WASHINGTON -- On Wednesday, the Senate fell 18 votes short of the two-thirds majority required to pass a constitutional amendment banning gay marriage. The mainstream media joined Sen. Edward Kennedy in calling the entire debate a distraction from the nation's business and a wedge with which to divide Americans.
Since the main business of Congress is to devise ever more ingenious ways (earmarked and non-earmarked) to waste taxpayers' money, any distraction from the main business is welcome. As for dividing Americans, who came up with the idea of radically altering the most ancient of all social institutions in the first place? Until the last few years, every civilization known to man has defined marriage as between people of opposite sex. To charge with "divisiveness'' those who would do nothing more than resist a radical overturning of that norm is a sign of either gross partisanship or serious dimwittedness.
And that partisanship and dimwittedness obscured the rather interesting substance of the recent Senate debate. It revolved around the two possible grounds for the so-called Marriage Protection Amendment: federalism and popular sovereignty.
Federalism. When one state, such as Massachusetts, adopts gay marriage, the Full Faith and Credit Clause of the Constitution might reasonably be applied to require other states to recognize such marriages, and thus essentially force it upon the rest of the nation. Federalism, however, is meant to allow states the autonomy of social experimentation (as with Oregon's legalization of assisted suicide) from which other states can learn. It is not intended to force other states to follow.
But it turns out that the Massachusetts experiment has not been forced on other states. No courts have required other states to recognize Massachusetts-performed gay marriages. Gay activists have not pushed it, wisely calculating that it would lead to a huge backlash. Moreover, Congress' Defense of Marriage Act explicitly prevents the state-to-state export of gay marriage.
Should DOMA be overturned, that would justify a constitutional amendment to prevent one state from imposing its will on the other 49. But it has not been overturned. And under the current Supreme Court, it is unlikely to be. The Marriage Protection Amendment is therefore superfluous.
That leaves justification No. 2:
Popular Sovereignty. Gay marriage is a legitimate social issue to be decided democratically. The problem is that imperial judges are legislating their own personal preferences, striking down popular will and calling it constitutional law.
Most notoriously, in Massachusetts a total of four judges out of seven decided that the time had come for gay marriage. More recently, in Georgia and Nebraska, judges have overturned anti-gay-marriage (state) constitutional amendments that had passed with more than 70 percent of the vote.
This is a rerun of the abortion fiasco: judicial fiat that decades later leaves the issue roilingly unsettled and divisive. This is no way to set social policy in a democracy. So why not have a federal constitutional amendment and smite the arrogant solons of Massachusetts, Nebraska and Georgia, and those yet to come, all at once?

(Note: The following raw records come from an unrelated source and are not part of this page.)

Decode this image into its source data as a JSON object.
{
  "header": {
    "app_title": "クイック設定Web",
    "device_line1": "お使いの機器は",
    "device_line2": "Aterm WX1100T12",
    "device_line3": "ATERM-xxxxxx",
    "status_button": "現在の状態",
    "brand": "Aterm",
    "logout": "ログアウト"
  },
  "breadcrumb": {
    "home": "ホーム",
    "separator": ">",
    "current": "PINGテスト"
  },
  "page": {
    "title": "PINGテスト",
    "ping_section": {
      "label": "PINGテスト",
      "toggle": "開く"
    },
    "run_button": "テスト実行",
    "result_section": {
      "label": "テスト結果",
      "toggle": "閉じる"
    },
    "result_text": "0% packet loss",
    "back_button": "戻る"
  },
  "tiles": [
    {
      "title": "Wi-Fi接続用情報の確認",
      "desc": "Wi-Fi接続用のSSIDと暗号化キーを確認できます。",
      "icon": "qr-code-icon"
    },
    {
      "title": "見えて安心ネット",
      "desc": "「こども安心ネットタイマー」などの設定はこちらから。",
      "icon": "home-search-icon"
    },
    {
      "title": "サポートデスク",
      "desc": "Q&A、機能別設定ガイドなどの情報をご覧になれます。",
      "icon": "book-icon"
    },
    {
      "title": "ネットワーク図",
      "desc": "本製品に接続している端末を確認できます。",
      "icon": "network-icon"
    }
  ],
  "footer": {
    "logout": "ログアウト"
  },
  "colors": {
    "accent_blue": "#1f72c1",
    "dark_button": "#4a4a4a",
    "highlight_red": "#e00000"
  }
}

Because it is an odd solution for a popular-sovereignty problem to take the gay marriage issue completely out of the hands of the people. Once the constitutional amendment is passed, should the current ethos about gay marriage change, no people in any state could ever permit gay marriage.
The MPA actually ends up defeating the principle it sets out to uphold. The solution to judicial overreaching is to change the judiciary, not to undo every act of judicial arrogance with a policy-specific constitutional amendment. Where does it end? Yesterday it was school busing and abortion. Today it is flag-burning and gay marriage.
It won't end until the Constitution becomes pockmarked with endless policy amendments. The Constitution was never intended to set social policy. Its purpose is to (a) establish the rules of governance and (b) secure for the individual citizen rights against the power of the state. It defaces the Constitution to turn it into a super-legislative policy document.
In the short run, judicial arrogance is to be fought democratically with the means still available. Rewording and repassing the constitutional amendment in Georgia, for example. Appealing the Nebraska decision right up to the Supreme Court, which, given its current composition, is extremely likely to terminate with prejudice this outrageous example of judicial interposition.
In the longer run, it means having Supreme Courts that routinely strike down such judicial imperialism. And that means electing presidents who nominate John Roberts and Sam Alito rather than Stephen Breyer and Ruth Bader Ginsburg.
True, this does nothing about today's judicial usurpation in Massachusetts. But that is the problem of its good citizens. If they want to, they have the power to amend their own state constitution. In the meantime, Massachusetts remains quarantined by DOMA.
Therefore, there is no need (yet) to disfigure the U.S. Constitution with a policy amendment.